As the United States reeled from the Soviet Union's launch of Sputnik in late 1957, President Dwight D. Eisenhower received a top secret report prepared by a committee of leading scientific, business, and military experts. The panel, called the Gaither committee in recognition of its first chairman, H. Rowan Gaither, Jr., emphasized both the inadequacy of U.S. defense measures designed to protect the civil population and the vulnerability of the country's strategic nuclear forces in the event of a Soviet attack. The Gaither committee viewed these defense measures--ranging from a missile system to defend the continental United States to the construction of shelters to protect the population from radioactive fallout--and the maintenance of sufficient strategic forces to launch military strikes against Soviet targets as essential for the preservation of U.S. security. It concluded that in the case of a surprise Soviet nuclear attack the United States would be unable to defend itself with any degree of success. The committee emphasized the urgent need for the Eisenhower administration to strengthen the country's continental and civil defenses and to accelerate the development of its strategic striking power.

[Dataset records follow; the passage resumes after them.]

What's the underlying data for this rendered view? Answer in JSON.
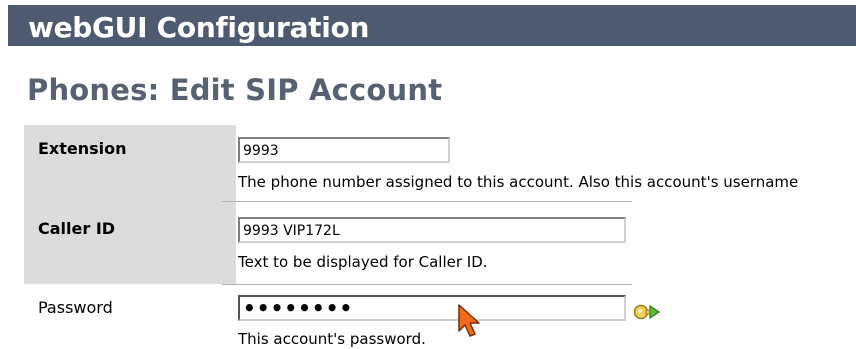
{
  "header": {
    "title": "webGUI Configuration"
  },
  "page": {
    "title": "Phones: Edit SIP Account"
  },
  "form": {
    "extension": {
      "label": "Extension",
      "value": "9993",
      "description": "The phone number assigned to this account. Also this account's username"
    },
    "caller_id": {
      "label": "Caller ID",
      "value": "9993 VIP172L",
      "description": "Text to be displayed for Caller ID."
    },
    "password": {
      "label": "Password",
      "masked_value": "••••••••",
      "description": "This account's password.",
      "generate_icon": "key-generate-icon"
    }
  },
  "colors": {
    "header_bg": "#4d5a6f",
    "title_color": "#566171",
    "label_bg": "#dcdcdc",
    "cursor": "#f26b1d"
  }
}
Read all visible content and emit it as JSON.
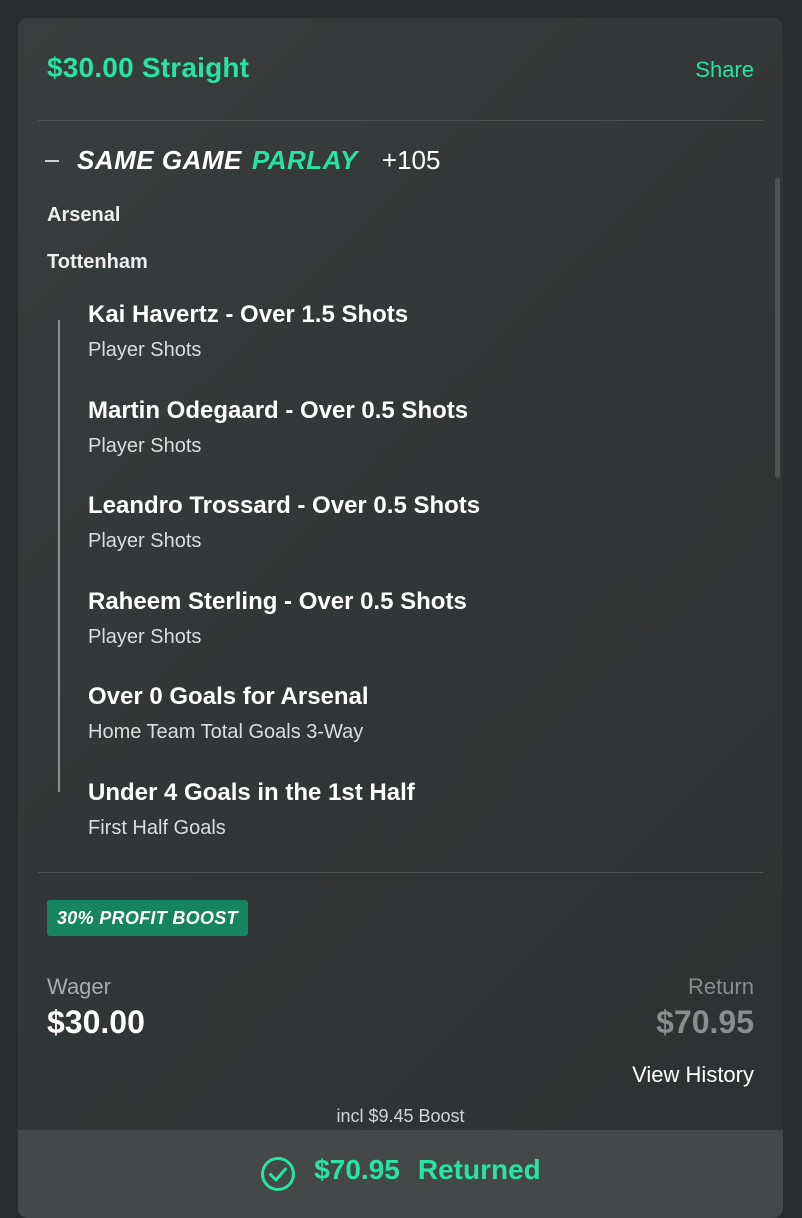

This study examines the history of Gaither committee: Why was it created? What were the backgrounds of its members? What evidence did it examine in performing its study? Why did it reach the conclusions it did? How influential was it on the Eisenhower administration? This manuscript illuminates the significance of the Gaither committee in shaping changes in Eisenhower's national security policies and in the development of President Kennedy's. It demonstrates that Eisenhower followed a consistent set of values and used an established decision making system to evaluate the Gaither committee's findings and to make changes in his national security policies. It reveals that Eisenhower sought the assistance of experts from a variety of professions to supplement the advice he received from his official advisers. Finally, it shows that the Gaither committee reached its conclusions based as much on the preconceptions of its members as on the evidence it examined.